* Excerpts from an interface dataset
*-*-*
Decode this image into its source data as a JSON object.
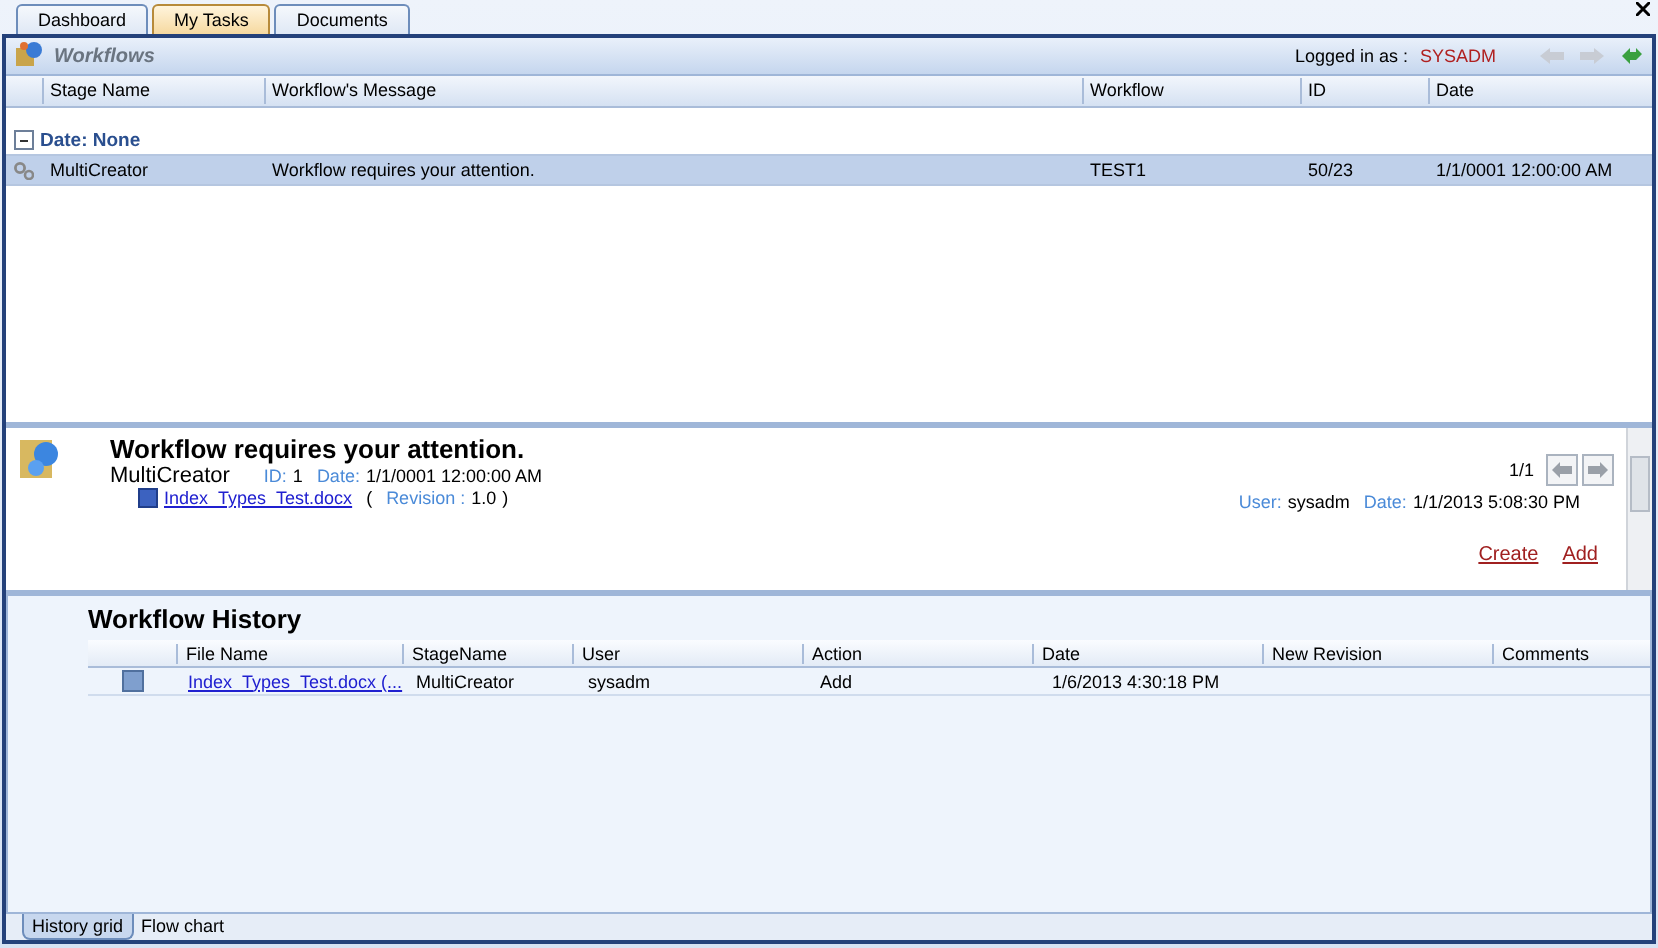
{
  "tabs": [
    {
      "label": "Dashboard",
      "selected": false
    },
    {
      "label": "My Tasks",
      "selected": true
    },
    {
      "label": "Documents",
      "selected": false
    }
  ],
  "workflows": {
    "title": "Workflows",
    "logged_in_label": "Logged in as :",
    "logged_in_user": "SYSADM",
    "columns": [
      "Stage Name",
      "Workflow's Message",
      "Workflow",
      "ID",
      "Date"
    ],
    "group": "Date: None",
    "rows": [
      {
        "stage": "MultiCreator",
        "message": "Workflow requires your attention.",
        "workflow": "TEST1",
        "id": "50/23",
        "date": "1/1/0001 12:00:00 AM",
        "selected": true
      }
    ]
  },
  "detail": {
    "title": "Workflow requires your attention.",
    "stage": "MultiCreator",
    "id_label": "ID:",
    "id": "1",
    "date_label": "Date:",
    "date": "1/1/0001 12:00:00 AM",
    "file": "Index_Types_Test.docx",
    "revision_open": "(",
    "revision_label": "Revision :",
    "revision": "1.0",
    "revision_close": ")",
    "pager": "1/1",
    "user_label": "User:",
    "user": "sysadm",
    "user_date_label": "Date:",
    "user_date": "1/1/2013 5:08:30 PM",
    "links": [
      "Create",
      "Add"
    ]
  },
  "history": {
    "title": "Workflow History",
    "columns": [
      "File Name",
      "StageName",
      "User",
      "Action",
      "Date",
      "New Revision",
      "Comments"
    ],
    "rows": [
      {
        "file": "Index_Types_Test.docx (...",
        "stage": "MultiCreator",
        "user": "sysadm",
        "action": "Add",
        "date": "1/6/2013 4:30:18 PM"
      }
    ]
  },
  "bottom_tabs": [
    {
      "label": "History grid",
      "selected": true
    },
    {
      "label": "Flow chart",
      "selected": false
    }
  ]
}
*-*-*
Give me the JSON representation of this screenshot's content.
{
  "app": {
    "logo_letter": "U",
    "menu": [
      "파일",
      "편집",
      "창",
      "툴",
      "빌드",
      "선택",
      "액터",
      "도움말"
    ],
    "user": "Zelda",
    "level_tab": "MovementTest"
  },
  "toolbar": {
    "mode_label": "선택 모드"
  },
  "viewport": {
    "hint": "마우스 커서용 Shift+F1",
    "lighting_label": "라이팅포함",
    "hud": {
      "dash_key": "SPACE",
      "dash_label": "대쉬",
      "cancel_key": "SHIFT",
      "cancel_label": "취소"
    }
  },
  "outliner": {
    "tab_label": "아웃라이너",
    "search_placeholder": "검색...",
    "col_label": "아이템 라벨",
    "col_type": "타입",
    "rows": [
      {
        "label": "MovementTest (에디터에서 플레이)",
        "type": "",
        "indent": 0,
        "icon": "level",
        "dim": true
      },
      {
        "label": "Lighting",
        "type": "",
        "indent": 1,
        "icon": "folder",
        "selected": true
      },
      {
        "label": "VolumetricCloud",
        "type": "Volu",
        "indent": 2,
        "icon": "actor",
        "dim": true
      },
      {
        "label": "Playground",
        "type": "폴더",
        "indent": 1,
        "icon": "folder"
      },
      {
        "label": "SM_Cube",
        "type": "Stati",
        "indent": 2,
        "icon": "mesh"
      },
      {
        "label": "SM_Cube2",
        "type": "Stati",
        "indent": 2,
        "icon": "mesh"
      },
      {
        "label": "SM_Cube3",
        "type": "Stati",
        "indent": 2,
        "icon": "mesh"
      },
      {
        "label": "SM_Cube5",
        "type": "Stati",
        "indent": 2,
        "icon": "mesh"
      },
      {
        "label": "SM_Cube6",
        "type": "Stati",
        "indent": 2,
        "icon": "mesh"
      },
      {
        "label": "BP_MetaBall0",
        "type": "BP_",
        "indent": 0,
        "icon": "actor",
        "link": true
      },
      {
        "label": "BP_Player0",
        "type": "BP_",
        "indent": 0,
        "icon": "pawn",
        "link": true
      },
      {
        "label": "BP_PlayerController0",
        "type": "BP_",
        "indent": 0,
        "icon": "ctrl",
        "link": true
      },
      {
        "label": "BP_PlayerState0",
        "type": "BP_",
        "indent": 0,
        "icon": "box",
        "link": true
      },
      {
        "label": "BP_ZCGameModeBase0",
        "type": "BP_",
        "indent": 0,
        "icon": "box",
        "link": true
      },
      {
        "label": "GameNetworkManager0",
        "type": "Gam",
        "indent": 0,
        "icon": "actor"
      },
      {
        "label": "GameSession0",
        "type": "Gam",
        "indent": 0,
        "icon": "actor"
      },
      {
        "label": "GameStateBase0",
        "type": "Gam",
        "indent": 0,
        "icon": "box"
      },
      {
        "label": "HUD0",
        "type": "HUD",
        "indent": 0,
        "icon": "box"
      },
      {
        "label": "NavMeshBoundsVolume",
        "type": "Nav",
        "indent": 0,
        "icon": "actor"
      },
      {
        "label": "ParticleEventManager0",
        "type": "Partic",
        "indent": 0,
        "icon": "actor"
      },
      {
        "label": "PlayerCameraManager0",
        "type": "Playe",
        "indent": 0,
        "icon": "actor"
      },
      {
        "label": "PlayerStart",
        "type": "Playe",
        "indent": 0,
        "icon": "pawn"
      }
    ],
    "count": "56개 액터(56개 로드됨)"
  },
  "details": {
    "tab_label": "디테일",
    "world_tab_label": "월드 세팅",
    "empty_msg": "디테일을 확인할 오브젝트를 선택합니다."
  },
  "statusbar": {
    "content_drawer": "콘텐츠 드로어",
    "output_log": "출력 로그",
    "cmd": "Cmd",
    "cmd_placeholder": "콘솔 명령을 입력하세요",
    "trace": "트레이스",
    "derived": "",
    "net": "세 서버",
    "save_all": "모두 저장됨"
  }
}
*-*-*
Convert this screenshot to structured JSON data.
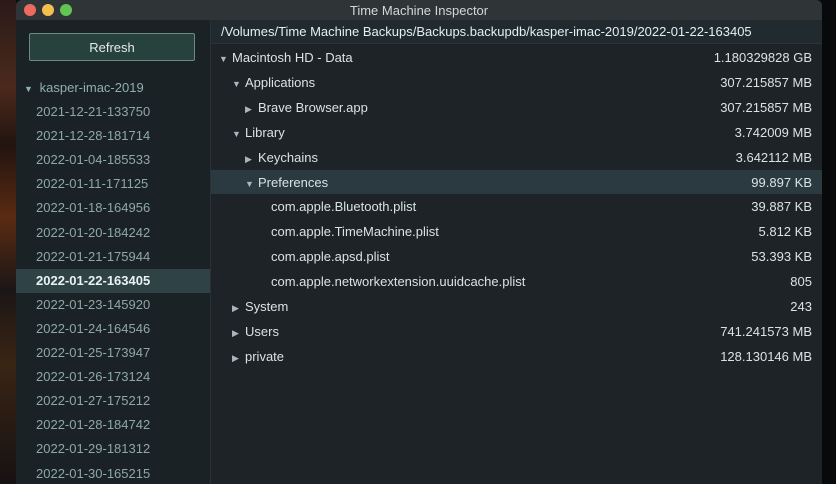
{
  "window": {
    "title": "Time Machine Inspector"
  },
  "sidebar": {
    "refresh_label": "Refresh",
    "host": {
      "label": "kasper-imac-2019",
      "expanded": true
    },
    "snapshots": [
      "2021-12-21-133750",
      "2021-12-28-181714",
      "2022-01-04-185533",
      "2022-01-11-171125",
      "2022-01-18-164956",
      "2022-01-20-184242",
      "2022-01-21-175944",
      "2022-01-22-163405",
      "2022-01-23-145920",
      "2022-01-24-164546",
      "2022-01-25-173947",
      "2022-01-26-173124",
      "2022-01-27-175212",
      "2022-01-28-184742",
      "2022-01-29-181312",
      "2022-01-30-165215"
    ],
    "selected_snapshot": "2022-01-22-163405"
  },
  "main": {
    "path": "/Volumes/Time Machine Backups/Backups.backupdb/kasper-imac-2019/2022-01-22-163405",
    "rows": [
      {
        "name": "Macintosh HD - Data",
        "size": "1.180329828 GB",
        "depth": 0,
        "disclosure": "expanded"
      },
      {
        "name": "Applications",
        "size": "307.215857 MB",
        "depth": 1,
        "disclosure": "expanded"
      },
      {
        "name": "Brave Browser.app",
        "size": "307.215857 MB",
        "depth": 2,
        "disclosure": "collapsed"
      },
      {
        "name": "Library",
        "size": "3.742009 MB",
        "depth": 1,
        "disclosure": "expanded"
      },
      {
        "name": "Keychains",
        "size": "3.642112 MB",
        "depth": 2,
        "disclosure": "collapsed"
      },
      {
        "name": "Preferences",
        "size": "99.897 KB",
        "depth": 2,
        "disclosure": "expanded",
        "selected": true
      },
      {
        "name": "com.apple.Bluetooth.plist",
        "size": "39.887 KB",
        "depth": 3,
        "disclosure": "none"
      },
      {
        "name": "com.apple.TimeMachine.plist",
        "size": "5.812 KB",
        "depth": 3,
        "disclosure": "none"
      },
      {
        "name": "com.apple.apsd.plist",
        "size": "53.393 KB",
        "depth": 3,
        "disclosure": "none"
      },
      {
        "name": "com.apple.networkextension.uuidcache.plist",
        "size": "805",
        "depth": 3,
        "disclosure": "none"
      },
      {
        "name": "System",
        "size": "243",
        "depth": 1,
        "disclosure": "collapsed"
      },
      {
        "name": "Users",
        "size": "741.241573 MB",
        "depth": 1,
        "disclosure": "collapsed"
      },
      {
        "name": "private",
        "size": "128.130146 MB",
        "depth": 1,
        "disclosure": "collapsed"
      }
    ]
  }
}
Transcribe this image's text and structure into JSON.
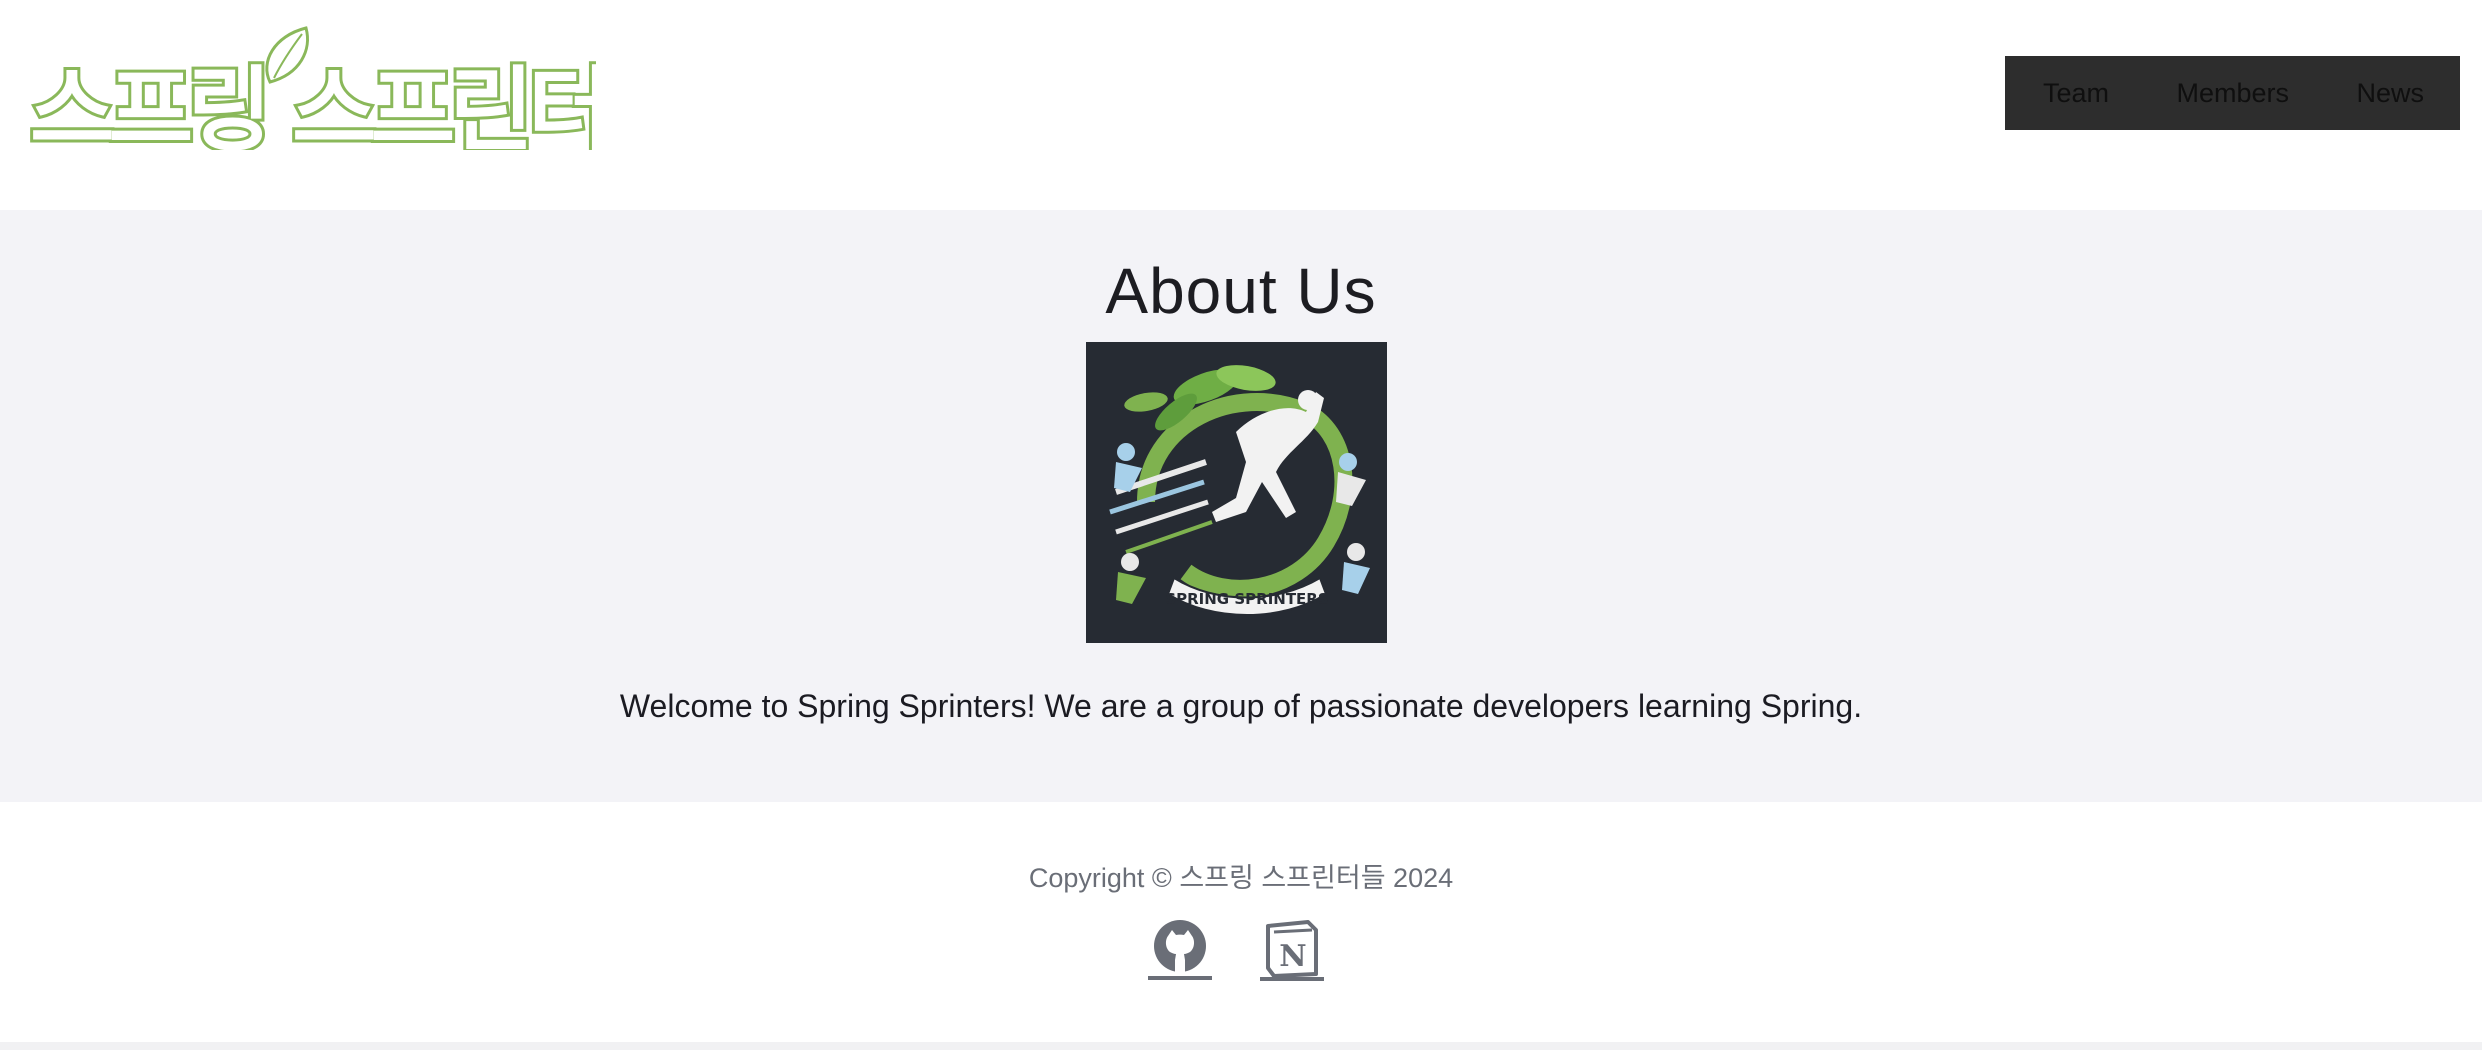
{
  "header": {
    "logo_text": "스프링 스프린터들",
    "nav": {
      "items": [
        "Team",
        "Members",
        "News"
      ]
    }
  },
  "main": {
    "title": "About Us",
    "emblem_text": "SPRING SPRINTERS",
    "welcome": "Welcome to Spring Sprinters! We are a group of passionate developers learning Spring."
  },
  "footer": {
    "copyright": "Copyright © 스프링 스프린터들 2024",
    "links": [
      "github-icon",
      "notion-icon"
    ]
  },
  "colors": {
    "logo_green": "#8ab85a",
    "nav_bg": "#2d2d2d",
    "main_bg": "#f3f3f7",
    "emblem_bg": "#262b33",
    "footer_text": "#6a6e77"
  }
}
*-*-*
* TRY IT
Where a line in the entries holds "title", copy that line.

* EXERCISE RESULT
    "title": "Workflows",
    "title": "Workflow requires your attention.",
    "title": "Workflow History",
    "title": "Time Machine Inspector"
    "title": "About Us",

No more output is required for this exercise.